■ What to work on
From the first line to the last, copy the data exactly.

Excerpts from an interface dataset
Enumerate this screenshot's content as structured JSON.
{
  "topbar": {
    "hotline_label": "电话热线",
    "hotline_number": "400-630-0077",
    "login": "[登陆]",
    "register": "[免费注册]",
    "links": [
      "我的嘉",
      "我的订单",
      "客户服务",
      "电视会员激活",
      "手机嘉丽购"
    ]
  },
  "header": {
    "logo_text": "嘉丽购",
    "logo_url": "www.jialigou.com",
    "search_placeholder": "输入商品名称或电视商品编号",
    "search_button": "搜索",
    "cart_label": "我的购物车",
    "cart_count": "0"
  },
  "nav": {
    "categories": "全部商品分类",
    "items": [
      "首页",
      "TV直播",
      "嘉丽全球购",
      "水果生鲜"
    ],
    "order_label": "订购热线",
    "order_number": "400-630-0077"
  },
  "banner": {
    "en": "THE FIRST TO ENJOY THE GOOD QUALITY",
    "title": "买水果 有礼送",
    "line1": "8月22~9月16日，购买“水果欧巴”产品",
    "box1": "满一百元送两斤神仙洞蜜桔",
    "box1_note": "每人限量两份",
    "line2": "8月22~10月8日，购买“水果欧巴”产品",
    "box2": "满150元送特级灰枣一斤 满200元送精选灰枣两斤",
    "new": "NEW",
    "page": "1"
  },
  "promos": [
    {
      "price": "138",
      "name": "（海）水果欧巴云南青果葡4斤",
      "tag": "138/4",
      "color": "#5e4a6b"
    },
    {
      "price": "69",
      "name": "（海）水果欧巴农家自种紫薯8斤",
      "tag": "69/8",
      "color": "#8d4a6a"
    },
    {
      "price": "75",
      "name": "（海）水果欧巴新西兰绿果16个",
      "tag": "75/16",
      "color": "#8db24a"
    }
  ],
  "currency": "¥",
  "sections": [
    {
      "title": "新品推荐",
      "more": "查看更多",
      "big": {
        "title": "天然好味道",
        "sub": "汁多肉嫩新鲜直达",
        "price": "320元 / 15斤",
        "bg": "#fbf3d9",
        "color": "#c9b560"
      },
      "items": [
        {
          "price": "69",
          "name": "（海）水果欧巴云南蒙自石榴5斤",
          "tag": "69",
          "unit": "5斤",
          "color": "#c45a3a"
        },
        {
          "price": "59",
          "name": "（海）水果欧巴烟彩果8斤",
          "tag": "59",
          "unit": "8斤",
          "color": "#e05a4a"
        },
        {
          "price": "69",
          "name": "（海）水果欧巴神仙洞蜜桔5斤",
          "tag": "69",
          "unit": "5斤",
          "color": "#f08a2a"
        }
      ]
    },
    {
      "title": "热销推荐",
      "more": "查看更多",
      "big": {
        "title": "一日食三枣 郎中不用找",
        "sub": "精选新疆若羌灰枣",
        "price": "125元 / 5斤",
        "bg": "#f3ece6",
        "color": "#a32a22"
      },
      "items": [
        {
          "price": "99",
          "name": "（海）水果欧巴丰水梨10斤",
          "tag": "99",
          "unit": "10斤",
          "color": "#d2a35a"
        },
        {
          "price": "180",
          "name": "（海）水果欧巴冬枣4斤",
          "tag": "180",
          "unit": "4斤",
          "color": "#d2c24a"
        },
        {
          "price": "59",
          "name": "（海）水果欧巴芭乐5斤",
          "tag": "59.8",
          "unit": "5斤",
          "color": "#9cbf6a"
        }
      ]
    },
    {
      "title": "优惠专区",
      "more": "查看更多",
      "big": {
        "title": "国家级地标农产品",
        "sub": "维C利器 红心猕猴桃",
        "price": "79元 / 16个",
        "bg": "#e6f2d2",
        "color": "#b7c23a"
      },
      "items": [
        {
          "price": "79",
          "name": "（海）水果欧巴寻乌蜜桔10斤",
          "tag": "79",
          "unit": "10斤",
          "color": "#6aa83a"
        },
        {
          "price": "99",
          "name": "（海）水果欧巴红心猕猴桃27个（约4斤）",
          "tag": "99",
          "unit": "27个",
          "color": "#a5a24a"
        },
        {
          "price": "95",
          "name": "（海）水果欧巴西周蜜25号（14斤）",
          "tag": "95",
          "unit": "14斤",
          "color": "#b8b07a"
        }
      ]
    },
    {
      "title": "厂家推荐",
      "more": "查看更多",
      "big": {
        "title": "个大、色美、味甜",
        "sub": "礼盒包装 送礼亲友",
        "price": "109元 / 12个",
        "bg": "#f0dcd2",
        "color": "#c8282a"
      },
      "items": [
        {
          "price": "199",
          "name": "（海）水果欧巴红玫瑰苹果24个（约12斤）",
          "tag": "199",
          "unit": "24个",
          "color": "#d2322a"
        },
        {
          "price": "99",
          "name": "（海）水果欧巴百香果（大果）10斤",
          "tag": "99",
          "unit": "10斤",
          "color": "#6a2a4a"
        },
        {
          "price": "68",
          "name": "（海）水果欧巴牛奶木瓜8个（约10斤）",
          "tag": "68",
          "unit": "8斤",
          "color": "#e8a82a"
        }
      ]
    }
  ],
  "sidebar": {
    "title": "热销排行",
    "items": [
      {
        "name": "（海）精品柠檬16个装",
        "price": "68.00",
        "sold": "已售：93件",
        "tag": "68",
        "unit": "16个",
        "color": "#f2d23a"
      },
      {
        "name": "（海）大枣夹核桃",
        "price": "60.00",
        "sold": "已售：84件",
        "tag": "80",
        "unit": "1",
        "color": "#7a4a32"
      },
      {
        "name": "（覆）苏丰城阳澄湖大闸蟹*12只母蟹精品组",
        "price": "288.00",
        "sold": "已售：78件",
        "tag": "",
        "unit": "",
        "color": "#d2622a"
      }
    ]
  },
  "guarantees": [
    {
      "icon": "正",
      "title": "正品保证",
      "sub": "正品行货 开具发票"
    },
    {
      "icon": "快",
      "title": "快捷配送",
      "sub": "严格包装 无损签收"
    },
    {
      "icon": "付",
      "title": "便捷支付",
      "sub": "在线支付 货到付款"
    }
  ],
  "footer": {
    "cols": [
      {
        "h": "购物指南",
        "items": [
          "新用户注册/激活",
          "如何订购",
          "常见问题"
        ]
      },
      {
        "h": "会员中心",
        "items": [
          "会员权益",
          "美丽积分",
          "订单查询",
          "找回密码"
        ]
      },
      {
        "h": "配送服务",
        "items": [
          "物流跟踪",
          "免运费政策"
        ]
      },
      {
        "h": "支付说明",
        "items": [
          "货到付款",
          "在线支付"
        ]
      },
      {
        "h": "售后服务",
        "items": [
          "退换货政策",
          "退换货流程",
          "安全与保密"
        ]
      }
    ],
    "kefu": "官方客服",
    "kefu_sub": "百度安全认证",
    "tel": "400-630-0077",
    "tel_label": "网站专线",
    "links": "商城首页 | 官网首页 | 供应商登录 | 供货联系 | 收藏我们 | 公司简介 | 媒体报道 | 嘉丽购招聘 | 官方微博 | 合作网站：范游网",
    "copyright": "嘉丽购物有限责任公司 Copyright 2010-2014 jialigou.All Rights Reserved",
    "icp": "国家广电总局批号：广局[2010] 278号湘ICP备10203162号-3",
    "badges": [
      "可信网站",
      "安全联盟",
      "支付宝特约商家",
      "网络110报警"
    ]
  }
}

■ Task result
Enumerate this screenshot's content as structured JSON.
{
  "topbar": {
    "hotline_label": "电话热线",
    "hotline_number": "400-630-0077",
    "login": "[登陆]",
    "register": "[免费注册]",
    "links": [
      "我的嘉",
      "我的订单",
      "客户服务",
      "电视会员激活",
      "手机嘉丽购"
    ]
  },
  "header": {
    "logo_text": "嘉丽购",
    "logo_url": "www.jialigou.com",
    "search_placeholder": "输入商品名称或电视商品编号",
    "search_button": "搜索",
    "cart_label": "我的购物车",
    "cart_count": "0"
  },
  "nav": {
    "categories": "全部商品分类",
    "items": [
      "首页",
      "TV直播",
      "嘉丽全球购",
      "水果生鲜"
    ],
    "order_label": "订购热线",
    "order_number": "400-630-0077"
  },
  "banner": {
    "en": "THE FIRST TO ENJOY THE GOOD QUALITY",
    "title": "买水果 有礼送",
    "line1": "8月22~9月16日，购买“水果欧巴”产品",
    "box1": "满一百元送两斤神仙洞蜜桔",
    "box1_note": "每人限量两份",
    "line2": "8月22~10月8日，购买“水果欧巴”产品",
    "box2": "满150元送特级灰枣一斤 满200元送精选灰枣两斤",
    "new": "NEW",
    "page": "1"
  },
  "promos": [
    {
      "price": "138",
      "name": "（海）水果欧巴云南青果葡4斤",
      "tag": "138/4",
      "color": "#5e4a6b"
    },
    {
      "price": "69",
      "name": "（海）水果欧巴农家自种紫薯8斤",
      "tag": "69/8",
      "color": "#8d4a6a"
    },
    {
      "price": "75",
      "name": "（海）水果欧巴新西兰绿果16个",
      "tag": "75/16",
      "color": "#8db24a"
    }
  ],
  "currency": "¥",
  "sections": [
    {
      "title": "新品推荐",
      "more": "查看更多",
      "big": {
        "title": "天然好味道",
        "sub": "汁多肉嫩新鲜直达",
        "price": "320元 / 15斤",
        "bg": "#fbf3d9",
        "color": "#c9b560"
      },
      "items": [
        {
          "price": "69",
          "name": "（海）水果欧巴云南蒙自石榴5斤",
          "tag": "69",
          "unit": "5斤",
          "color": "#c45a3a"
        },
        {
          "price": "59",
          "name": "（海）水果欧巴烟彩果8斤",
          "tag": "59",
          "unit": "8斤",
          "color": "#e05a4a"
        },
        {
          "price": "69",
          "name": "（海）水果欧巴神仙洞蜜桔5斤",
          "tag": "69",
          "unit": "5斤",
          "color": "#f08a2a"
        }
      ]
    },
    {
      "title": "热销推荐",
      "more": "查看更多",
      "big": {
        "title": "一日食三枣 郎中不用找",
        "sub": "精选新疆若羌灰枣",
        "price": "125元 / 5斤",
        "bg": "#f3ece6",
        "color": "#a32a22"
      },
      "items": [
        {
          "price": "99",
          "name": "（海）水果欧巴丰水梨10斤",
          "tag": "99",
          "unit": "10斤",
          "color": "#d2a35a"
        },
        {
          "price": "180",
          "name": "（海）水果欧巴冬枣4斤",
          "tag": "180",
          "unit": "4斤",
          "color": "#d2c24a"
        },
        {
          "price": "59",
          "name": "（海）水果欧巴芭乐5斤",
          "tag": "59.8",
          "unit": "5斤",
          "color": "#9cbf6a"
        }
      ]
    },
    {
      "title": "优惠专区",
      "more": "查看更多",
      "big": {
        "title": "国家级地标农产品",
        "sub": "维C利器 红心猕猴桃",
        "price": "79元 / 16个",
        "bg": "#e6f2d2",
        "color": "#b7c23a"
      },
      "items": [
        {
          "price": "79",
          "name": "（海）水果欧巴寻乌蜜桔10斤",
          "tag": "79",
          "unit": "10斤",
          "color": "#6aa83a"
        },
        {
          "price": "99",
          "name": "（海）水果欧巴红心猕猴桃27个（约4斤）",
          "tag": "99",
          "unit": "27个",
          "color": "#a5a24a"
        },
        {
          "price": "95",
          "name": "（海）水果欧巴西周蜜25号（14斤）",
          "tag": "95",
          "unit": "14斤",
          "color": "#b8b07a"
        }
      ]
    },
    {
      "title": "厂家推荐",
      "more": "查看更多",
      "big": {
        "title": "个大、色美、味甜",
        "sub": "礼盒包装 送礼亲友",
        "price": "109元 / 12个",
        "bg": "#f0dcd2",
        "color": "#c8282a"
      },
      "items": [
        {
          "price": "199",
          "name": "（海）水果欧巴红玫瑰苹果24个（约12斤）",
          "tag": "199",
          "unit": "24个",
          "color": "#d2322a"
        },
        {
          "price": "99",
          "name": "（海）水果欧巴百香果（大果）10斤",
          "tag": "99",
          "unit": "10斤",
          "color": "#6a2a4a"
        },
        {
          "price": "68",
          "name": "（海）水果欧巴牛奶木瓜8个（约10斤）",
          "tag": "68",
          "unit": "8斤",
          "color": "#e8a82a"
        }
      ]
    }
  ],
  "sidebar": {
    "title": "热销排行",
    "items": [
      {
        "name": "（海）精品柠檬16个装",
        "price": "68.00",
        "sold": "已售：93件",
        "tag": "68",
        "unit": "16个",
        "color": "#f2d23a"
      },
      {
        "name": "（海）大枣夹核桃",
        "price": "60.00",
        "sold": "已售：84件",
        "tag": "80",
        "unit": "1",
        "color": "#7a4a32"
      },
      {
        "name": "（覆）苏丰城阳澄湖大闸蟹*12只母蟹精品组",
        "price": "288.00",
        "sold": "已售：78件",
        "tag": "",
        "unit": "",
        "color": "#d2622a"
      }
    ]
  },
  "guarantees": [
    {
      "icon": "正",
      "title": "正品保证",
      "sub": "正品行货 开具发票"
    },
    {
      "icon": "快",
      "title": "快捷配送",
      "sub": "严格包装 无损签收"
    },
    {
      "icon": "付",
      "title": "便捷支付",
      "sub": "在线支付 货到付款"
    }
  ],
  "footer": {
    "cols": [
      {
        "h": "购物指南",
        "items": [
          "新用户注册/激活",
          "如何订购",
          "常见问题"
        ]
      },
      {
        "h": "会员中心",
        "items": [
          "会员权益",
          "美丽积分",
          "订单查询",
          "找回密码"
        ]
      },
      {
        "h": "配送服务",
        "items": [
          "物流跟踪",
          "免运费政策"
        ]
      },
      {
        "h": "支付说明",
        "items": [
          "货到付款",
          "在线支付"
        ]
      },
      {
        "h": "售后服务",
        "items": [
          "退换货政策",
          "退换货流程",
          "安全与保密"
        ]
      }
    ],
    "kefu": "官方客服",
    "kefu_sub": "百度安全认证",
    "tel": "400-630-0077",
    "tel_label": "网站专线",
    "links": "商城首页 | 官网首页 | 供应商登录 | 供货联系 | 收藏我们 | 公司简介 | 媒体报道 | 嘉丽购招聘 | 官方微博 | 合作网站：范游网",
    "copyright": "嘉丽购物有限责任公司 Copyright 2010-2014 jialigou.All Rights Reserved",
    "icp": "国家广电总局批号：广局[2010] 278号湘ICP备10203162号-3",
    "badges": [
      "可信网站",
      "安全联盟",
      "支付宝特约商家",
      "网络110报警"
    ]
  }
}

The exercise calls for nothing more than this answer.